The Relationship Between Well-Being and Meaning-Making in Kinship Caregivers

Daniel L. Cavanaugh, Carolyn G. Sutherby, Elizabeth Sharda, Anne K. Hughes, Amanda T. Woodward - Children and Youth Services Review



This exploratory study provides early research to understand the relationship between levels of meaning-making and well-being in kinship caregivers. It is hypothesized that there will be a positive correlation between meaning-making and well-being.


A cross-sectional sample of 152 kinship caregivers from four partner organizations across the United States completed a survey that included measures of meaning-making and well-being. The results of this survey were analyzed with bivariate correlations and multivariate linear regression to examine the relationship between the two variables.


Bivariate analysis demonstrated a significant, moderate, and positive relationship between meaning-making and well-being. Using multivariate linear regression, it was determined that no confounding demographic covariates were responsible for the results.
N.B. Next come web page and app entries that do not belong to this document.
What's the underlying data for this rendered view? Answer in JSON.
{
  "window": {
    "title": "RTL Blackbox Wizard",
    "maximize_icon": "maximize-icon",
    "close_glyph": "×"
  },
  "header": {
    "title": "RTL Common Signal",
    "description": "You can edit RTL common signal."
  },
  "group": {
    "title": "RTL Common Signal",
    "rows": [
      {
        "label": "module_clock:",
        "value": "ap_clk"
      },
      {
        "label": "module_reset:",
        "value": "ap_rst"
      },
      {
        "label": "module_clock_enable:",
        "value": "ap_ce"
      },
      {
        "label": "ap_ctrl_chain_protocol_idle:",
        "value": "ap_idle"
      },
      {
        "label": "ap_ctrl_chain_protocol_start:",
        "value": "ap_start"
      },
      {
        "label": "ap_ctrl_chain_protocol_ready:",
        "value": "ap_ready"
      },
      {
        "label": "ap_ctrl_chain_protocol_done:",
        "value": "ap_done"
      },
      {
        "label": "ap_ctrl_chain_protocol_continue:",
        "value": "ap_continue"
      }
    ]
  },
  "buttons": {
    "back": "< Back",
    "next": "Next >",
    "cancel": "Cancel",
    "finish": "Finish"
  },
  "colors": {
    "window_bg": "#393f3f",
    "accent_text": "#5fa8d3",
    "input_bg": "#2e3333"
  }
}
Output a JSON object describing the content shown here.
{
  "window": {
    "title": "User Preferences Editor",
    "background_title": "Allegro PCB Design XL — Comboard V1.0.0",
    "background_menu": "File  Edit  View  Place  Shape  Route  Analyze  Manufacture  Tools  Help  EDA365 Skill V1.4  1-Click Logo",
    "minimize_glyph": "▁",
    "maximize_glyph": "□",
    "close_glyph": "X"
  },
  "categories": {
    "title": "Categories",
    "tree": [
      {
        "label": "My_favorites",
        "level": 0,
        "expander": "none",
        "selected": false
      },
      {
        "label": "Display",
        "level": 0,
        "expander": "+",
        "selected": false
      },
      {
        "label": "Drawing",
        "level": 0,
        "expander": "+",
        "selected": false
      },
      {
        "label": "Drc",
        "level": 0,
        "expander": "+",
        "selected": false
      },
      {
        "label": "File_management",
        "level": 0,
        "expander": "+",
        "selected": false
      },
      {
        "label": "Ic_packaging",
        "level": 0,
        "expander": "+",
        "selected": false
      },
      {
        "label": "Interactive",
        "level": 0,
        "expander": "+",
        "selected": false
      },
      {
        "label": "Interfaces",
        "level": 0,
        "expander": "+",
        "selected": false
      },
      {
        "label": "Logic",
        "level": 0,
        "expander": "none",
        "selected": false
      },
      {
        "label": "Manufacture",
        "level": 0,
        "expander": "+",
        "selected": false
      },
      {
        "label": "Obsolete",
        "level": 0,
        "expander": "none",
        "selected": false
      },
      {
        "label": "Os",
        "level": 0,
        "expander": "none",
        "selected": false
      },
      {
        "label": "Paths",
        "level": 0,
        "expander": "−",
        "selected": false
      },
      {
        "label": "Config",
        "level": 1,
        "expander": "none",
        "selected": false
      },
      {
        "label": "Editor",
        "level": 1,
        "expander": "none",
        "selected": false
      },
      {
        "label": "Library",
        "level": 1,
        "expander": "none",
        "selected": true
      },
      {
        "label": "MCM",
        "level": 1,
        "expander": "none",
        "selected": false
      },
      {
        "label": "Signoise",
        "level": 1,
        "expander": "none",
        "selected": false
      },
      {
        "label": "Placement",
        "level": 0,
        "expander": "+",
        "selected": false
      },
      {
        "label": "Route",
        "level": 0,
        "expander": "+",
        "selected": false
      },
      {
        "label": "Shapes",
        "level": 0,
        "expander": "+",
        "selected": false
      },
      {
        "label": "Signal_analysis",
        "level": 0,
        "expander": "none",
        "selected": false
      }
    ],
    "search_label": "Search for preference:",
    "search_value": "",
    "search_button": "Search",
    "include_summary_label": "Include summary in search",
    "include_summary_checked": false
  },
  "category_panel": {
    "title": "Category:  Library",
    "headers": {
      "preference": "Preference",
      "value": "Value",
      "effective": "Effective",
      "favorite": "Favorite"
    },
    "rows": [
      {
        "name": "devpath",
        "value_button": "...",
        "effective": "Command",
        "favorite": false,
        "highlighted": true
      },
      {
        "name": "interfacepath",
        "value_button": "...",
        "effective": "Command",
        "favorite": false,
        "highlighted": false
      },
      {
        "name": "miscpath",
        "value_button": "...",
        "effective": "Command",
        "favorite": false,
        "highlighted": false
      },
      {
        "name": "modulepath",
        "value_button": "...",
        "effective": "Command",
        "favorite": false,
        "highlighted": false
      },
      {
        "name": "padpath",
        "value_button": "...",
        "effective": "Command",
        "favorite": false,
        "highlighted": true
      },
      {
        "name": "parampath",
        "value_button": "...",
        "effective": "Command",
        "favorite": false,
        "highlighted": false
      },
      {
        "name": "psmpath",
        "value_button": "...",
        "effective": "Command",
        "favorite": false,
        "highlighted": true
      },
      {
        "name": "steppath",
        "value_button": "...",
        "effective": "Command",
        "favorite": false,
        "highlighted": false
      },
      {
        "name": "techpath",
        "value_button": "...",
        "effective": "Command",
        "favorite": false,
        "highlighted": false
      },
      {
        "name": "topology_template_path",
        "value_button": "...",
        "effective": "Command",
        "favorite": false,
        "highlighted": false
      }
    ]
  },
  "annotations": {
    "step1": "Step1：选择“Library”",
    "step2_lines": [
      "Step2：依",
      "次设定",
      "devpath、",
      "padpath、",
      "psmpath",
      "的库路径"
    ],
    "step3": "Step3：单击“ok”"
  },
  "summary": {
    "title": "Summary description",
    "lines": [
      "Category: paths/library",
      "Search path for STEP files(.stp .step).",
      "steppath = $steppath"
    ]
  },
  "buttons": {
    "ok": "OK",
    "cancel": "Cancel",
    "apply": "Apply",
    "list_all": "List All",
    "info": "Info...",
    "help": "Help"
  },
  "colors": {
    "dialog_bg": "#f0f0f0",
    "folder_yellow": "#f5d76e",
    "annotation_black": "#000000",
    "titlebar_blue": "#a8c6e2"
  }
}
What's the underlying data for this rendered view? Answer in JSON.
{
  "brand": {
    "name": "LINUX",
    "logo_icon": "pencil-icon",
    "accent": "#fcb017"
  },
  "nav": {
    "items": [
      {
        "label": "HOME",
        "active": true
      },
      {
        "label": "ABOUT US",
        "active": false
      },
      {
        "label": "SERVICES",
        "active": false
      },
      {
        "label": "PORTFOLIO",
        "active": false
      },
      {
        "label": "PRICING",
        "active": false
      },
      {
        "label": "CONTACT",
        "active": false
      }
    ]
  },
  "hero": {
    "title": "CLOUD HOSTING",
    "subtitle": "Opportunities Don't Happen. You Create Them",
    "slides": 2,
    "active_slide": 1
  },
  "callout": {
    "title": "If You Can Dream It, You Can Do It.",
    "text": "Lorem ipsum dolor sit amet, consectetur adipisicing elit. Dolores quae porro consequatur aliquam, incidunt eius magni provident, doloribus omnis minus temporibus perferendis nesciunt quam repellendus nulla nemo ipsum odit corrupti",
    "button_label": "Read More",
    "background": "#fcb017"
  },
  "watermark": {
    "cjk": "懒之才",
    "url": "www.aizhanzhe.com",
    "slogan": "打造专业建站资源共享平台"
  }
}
Additionally, no demographic covariates were found to lead to significant differences in caregiver well-being.


Future research should be conducted to gain a deeper understanding of the relationship between meaning-making and well-being in kinship caregivers. Additionally, clinicians may use this as a starting point to integrate discussion of meaning-making into caregiver support groups.